*** Data for analysis ***

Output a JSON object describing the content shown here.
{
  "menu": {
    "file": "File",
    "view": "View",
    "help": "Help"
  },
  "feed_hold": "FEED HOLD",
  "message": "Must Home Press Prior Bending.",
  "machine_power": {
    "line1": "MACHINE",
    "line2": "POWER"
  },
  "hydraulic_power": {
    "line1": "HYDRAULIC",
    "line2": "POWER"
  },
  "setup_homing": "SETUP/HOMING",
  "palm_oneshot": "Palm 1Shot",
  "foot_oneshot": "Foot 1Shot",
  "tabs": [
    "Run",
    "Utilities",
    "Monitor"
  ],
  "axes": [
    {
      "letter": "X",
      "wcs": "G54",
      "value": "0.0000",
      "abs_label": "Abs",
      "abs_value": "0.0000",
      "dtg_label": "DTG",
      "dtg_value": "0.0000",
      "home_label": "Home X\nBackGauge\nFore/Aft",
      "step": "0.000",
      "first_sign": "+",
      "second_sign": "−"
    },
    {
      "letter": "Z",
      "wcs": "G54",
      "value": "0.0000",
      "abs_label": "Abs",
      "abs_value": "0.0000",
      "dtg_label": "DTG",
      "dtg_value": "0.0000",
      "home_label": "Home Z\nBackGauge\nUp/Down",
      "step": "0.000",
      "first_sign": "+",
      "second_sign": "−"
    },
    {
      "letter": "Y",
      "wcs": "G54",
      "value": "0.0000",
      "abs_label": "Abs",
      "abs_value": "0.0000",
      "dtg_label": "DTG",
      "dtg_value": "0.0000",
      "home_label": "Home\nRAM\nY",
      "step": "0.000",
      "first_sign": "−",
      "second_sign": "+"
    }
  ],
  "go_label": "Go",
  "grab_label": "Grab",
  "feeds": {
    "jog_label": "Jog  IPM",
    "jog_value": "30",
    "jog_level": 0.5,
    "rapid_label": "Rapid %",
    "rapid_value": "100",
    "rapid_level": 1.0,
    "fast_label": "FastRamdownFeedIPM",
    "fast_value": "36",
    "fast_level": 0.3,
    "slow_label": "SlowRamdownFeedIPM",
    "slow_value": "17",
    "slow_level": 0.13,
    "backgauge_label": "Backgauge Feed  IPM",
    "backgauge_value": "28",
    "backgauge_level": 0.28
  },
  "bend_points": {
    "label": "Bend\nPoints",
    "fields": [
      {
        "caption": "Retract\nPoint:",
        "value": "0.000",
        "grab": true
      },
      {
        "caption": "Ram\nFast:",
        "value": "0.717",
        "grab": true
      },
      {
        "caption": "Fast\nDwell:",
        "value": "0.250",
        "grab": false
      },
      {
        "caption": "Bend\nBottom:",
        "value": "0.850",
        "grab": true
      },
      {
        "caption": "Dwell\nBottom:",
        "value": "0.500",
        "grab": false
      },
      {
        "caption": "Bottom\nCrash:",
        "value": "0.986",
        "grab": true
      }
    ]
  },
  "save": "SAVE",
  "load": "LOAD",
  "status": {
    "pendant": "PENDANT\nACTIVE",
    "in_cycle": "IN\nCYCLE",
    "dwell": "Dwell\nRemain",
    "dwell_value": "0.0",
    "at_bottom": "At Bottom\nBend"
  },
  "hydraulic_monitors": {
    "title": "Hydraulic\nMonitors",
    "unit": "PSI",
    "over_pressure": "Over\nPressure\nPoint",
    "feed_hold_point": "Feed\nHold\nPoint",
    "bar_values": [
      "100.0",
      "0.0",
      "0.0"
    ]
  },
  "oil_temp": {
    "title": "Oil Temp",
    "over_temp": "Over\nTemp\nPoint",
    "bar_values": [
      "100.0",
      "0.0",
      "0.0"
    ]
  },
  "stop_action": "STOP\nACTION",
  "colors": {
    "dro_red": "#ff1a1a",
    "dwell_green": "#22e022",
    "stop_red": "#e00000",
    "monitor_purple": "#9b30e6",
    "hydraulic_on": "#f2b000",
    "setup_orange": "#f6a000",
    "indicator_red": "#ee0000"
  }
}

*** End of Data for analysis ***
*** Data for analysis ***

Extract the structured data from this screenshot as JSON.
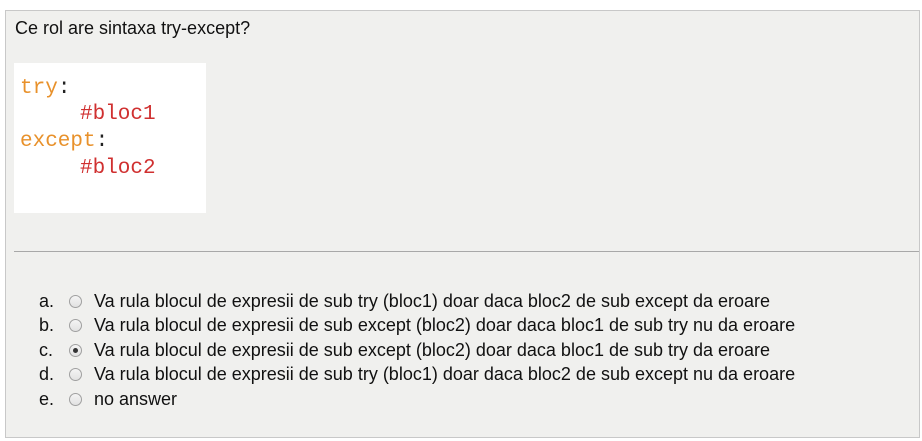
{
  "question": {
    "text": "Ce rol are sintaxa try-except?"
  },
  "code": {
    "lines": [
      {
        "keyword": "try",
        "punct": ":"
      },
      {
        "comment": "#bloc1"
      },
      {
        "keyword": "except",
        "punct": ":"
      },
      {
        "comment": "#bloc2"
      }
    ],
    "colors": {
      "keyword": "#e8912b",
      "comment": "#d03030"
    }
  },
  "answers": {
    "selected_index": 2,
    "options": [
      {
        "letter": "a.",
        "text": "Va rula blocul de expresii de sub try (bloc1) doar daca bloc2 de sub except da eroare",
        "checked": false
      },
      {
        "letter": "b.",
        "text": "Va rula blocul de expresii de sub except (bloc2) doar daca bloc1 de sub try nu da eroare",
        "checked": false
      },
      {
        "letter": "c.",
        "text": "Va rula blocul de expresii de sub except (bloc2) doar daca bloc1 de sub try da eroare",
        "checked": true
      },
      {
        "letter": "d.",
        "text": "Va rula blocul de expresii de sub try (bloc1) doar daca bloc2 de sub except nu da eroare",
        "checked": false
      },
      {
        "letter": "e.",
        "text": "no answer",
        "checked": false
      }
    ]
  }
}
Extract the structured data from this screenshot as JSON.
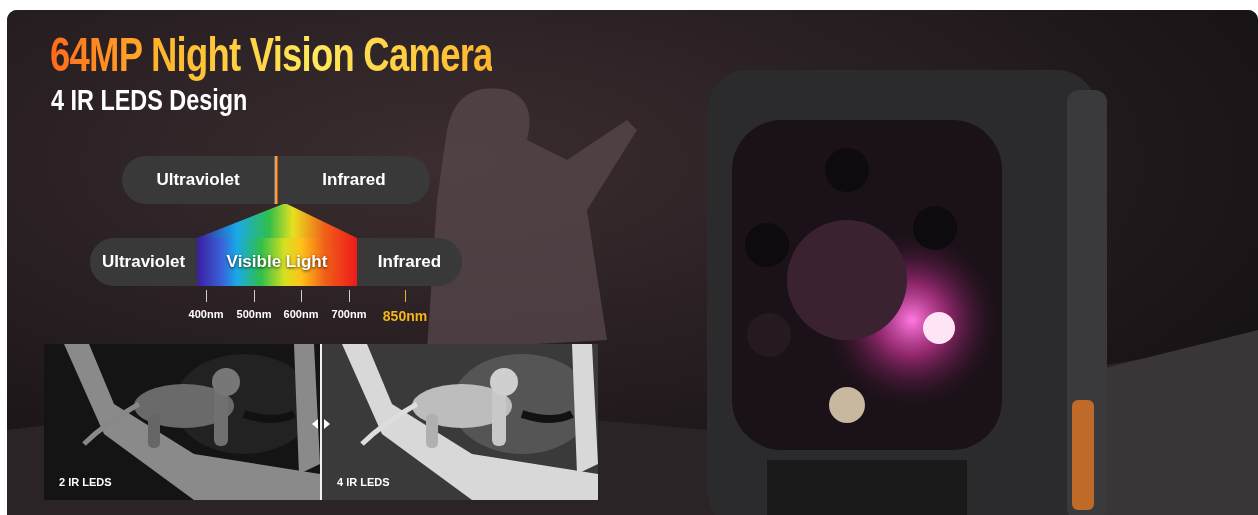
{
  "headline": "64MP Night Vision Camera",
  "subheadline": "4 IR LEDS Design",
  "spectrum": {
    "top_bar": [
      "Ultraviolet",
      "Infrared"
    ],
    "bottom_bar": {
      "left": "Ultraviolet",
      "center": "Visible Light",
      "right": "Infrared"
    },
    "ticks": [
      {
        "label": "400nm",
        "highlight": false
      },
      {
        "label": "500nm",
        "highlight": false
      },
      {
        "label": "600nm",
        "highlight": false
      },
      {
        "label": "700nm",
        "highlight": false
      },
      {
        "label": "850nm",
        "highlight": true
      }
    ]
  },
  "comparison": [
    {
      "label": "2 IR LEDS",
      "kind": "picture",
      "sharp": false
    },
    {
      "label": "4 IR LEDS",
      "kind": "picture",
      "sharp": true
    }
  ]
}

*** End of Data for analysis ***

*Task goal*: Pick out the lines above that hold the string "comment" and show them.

*Solution*:
        "comment": "#bloc1"
        "comment": "#bloc2"
      "comment": "#d03030"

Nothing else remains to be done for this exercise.